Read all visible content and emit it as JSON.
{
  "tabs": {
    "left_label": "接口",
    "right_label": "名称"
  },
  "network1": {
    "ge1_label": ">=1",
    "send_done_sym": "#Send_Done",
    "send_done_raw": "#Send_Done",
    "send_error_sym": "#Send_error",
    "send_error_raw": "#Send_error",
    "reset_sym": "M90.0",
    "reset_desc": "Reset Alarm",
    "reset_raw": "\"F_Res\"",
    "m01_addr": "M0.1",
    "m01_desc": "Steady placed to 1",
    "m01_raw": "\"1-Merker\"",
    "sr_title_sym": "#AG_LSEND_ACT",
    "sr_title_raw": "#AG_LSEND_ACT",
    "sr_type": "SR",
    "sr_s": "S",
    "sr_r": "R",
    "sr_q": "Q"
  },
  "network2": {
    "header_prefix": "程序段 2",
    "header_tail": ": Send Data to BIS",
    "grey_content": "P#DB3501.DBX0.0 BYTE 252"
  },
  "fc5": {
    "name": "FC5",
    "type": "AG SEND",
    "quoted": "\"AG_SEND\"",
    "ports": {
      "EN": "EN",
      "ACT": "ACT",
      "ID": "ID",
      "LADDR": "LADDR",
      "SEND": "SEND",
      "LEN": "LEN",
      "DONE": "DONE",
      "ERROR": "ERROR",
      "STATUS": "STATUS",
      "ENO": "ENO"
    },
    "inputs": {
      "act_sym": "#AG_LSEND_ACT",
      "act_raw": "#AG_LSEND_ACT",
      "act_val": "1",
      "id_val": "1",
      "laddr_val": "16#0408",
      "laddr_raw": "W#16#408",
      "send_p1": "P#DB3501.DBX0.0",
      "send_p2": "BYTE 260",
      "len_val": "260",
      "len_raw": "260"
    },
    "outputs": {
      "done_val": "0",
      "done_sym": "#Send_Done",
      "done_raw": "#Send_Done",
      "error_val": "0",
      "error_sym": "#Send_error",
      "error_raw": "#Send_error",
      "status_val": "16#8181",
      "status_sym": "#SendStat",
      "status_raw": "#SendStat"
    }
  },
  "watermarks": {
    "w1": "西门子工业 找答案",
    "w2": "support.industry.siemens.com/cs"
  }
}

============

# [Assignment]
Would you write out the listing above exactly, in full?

# [Finished exercise]
Read all visible content and emit it as JSON.
{
  "tabs": {
    "left_label": "接口",
    "right_label": "名称"
  },
  "network1": {
    "ge1_label": ">=1",
    "send_done_sym": "#Send_Done",
    "send_done_raw": "#Send_Done",
    "send_error_sym": "#Send_error",
    "send_error_raw": "#Send_error",
    "reset_sym": "M90.0",
    "reset_desc": "Reset Alarm",
    "reset_raw": "\"F_Res\"",
    "m01_addr": "M0.1",
    "m01_desc": "Steady placed to 1",
    "m01_raw": "\"1-Merker\"",
    "sr_title_sym": "#AG_LSEND_ACT",
    "sr_title_raw": "#AG_LSEND_ACT",
    "sr_type": "SR",
    "sr_s": "S",
    "sr_r": "R",
    "sr_q": "Q"
  },
  "network2": {
    "header_prefix": "程序段 2",
    "header_tail": ": Send Data to BIS",
    "grey_content": "P#DB3501.DBX0.0 BYTE 252"
  },
  "fc5": {
    "name": "FC5",
    "type": "AG SEND",
    "quoted": "\"AG_SEND\"",
    "ports": {
      "EN": "EN",
      "ACT": "ACT",
      "ID": "ID",
      "LADDR": "LADDR",
      "SEND": "SEND",
      "LEN": "LEN",
      "DONE": "DONE",
      "ERROR": "ERROR",
      "STATUS": "STATUS",
      "ENO": "ENO"
    },
    "inputs": {
      "act_sym": "#AG_LSEND_ACT",
      "act_raw": "#AG_LSEND_ACT",
      "act_val": "1",
      "id_val": "1",
      "laddr_val": "16#0408",
      "laddr_raw": "W#16#408",
      "send_p1": "P#DB3501.DBX0.0",
      "send_p2": "BYTE 260",
      "len_val": "260",
      "len_raw": "260"
    },
    "outputs": {
      "done_val": "0",
      "done_sym": "#Send_Done",
      "done_raw": "#Send_Done",
      "error_val": "0",
      "error_sym": "#Send_error",
      "error_raw": "#Send_error",
      "status_val": "16#8181",
      "status_sym": "#SendStat",
      "status_raw": "#SendStat"
    }
  },
  "watermarks": {
    "w1": "西门子工业 找答案",
    "w2": "support.industry.siemens.com/cs"
  }
}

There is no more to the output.